  • Turkey made it easier for foreigners to become Turkish citizens by cutting the financial and investment criteria required for citizenship
  • Foreigners now need only to have $500,000 deposits in Turkish banks

ANKARA: Turkey on Wednesday made it easier for foreigners to become Turkish citizens by cutting the financial and investment criteria required for citizenship, according to a decree from President Recep Tayyip Erdogan.
Foreigners now need only to have $500,000 deposits in Turkish banks, down from $3 million before while fixed capital investment was reduced from $2 million to $500,000 dollars, the decree published in the Official Gazette said.

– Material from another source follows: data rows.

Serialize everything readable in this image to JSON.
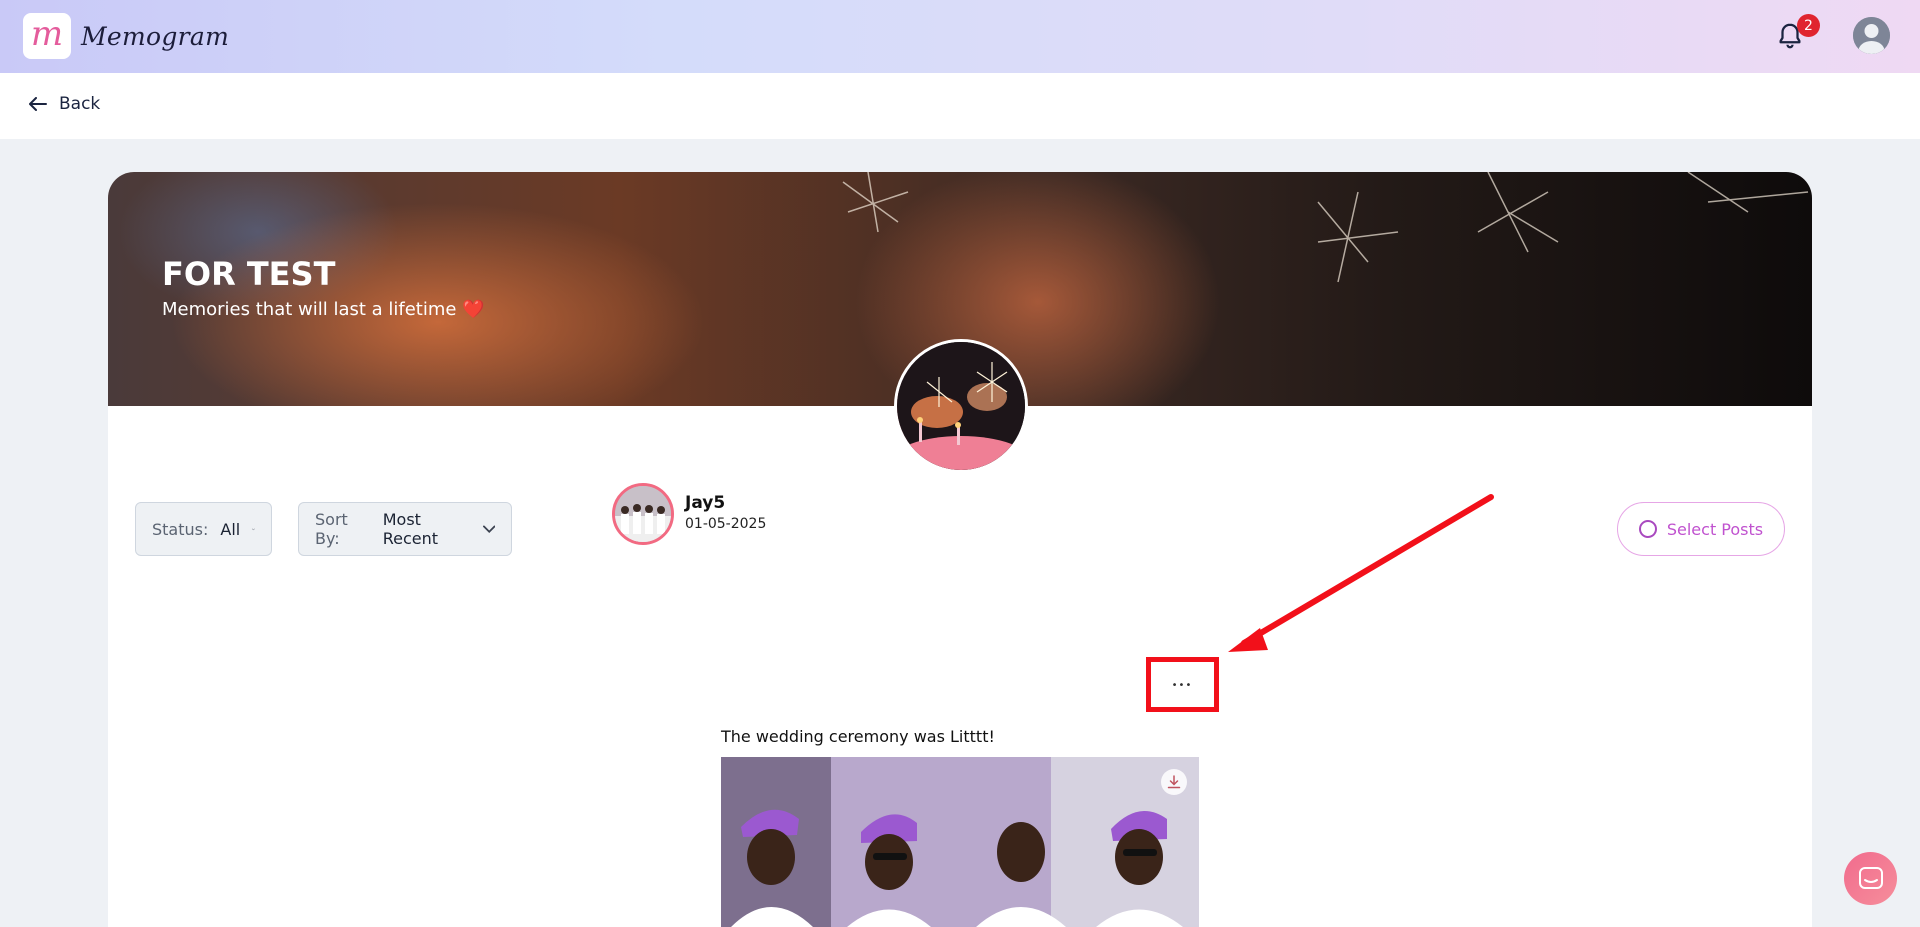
{
  "header": {
    "logo_letter": "m",
    "brand_name": "Memogram",
    "notification_count": "2"
  },
  "nav": {
    "back_label": "Back"
  },
  "banner": {
    "title": "FOR TEST",
    "subtitle": "Memories that will last a lifetime",
    "heart": "❤️"
  },
  "filters": {
    "status_label": "Status:",
    "status_value": "All",
    "sort_label": "Sort By:",
    "sort_value": "Most Recent"
  },
  "actions": {
    "select_posts_label": "Select Posts"
  },
  "post": {
    "username": "Jay5",
    "date": "01-05-2025",
    "caption": "The wedding ceremony was Litttt!",
    "more_glyph": "•••"
  },
  "colors": {
    "accent_pink": "#e45c9c",
    "select_posts": "#c052cf",
    "badge_red": "#e0252f",
    "annotation_red": "#f2101a"
  },
  "icons": [
    "bell-icon",
    "avatar-icon",
    "back-arrow-icon",
    "chevron-down-icon",
    "circle-select-icon",
    "more-icon",
    "download-icon",
    "chat-icon"
  ]
}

Meanwhile individuals can obtain citizenship if they employ 50 people, down from the previous 100, while those who own property worth $250,000 can become Turkish citizens, compared to the previous value necessary of $1 million.
The decree is the latest in a series by Erdogan in what appears to be a bid to prop up the embattled Turkish lira and the economy which slowed down in the second quarter.
Last week, the president ordered that contracts for the sale, rent and leasing of property in or indexed to foreign currencies would not be allowed.
The Turkish currency fell against the US dollar drastically in August after one of the most bitter spats between Ankara and Washington over the detention of an American pastor.
The lira lost nearly a quarter in value against the greenback in August.
But there had been investor concerns over domestic economic policy and Erdogan’s continued opposition to high interest rates, although the central bank aggressively hiked its main policy rate 6.25 percent to 24 percent last week.
Erdogan will later meet with representatives of American companies working in Turkey at 1500 GMT at his presidential palace in Ankara, according to the presidential website.
He will meet with 30 senior executives, according to HaberTurk daily, including representatives from Microsoft and Google.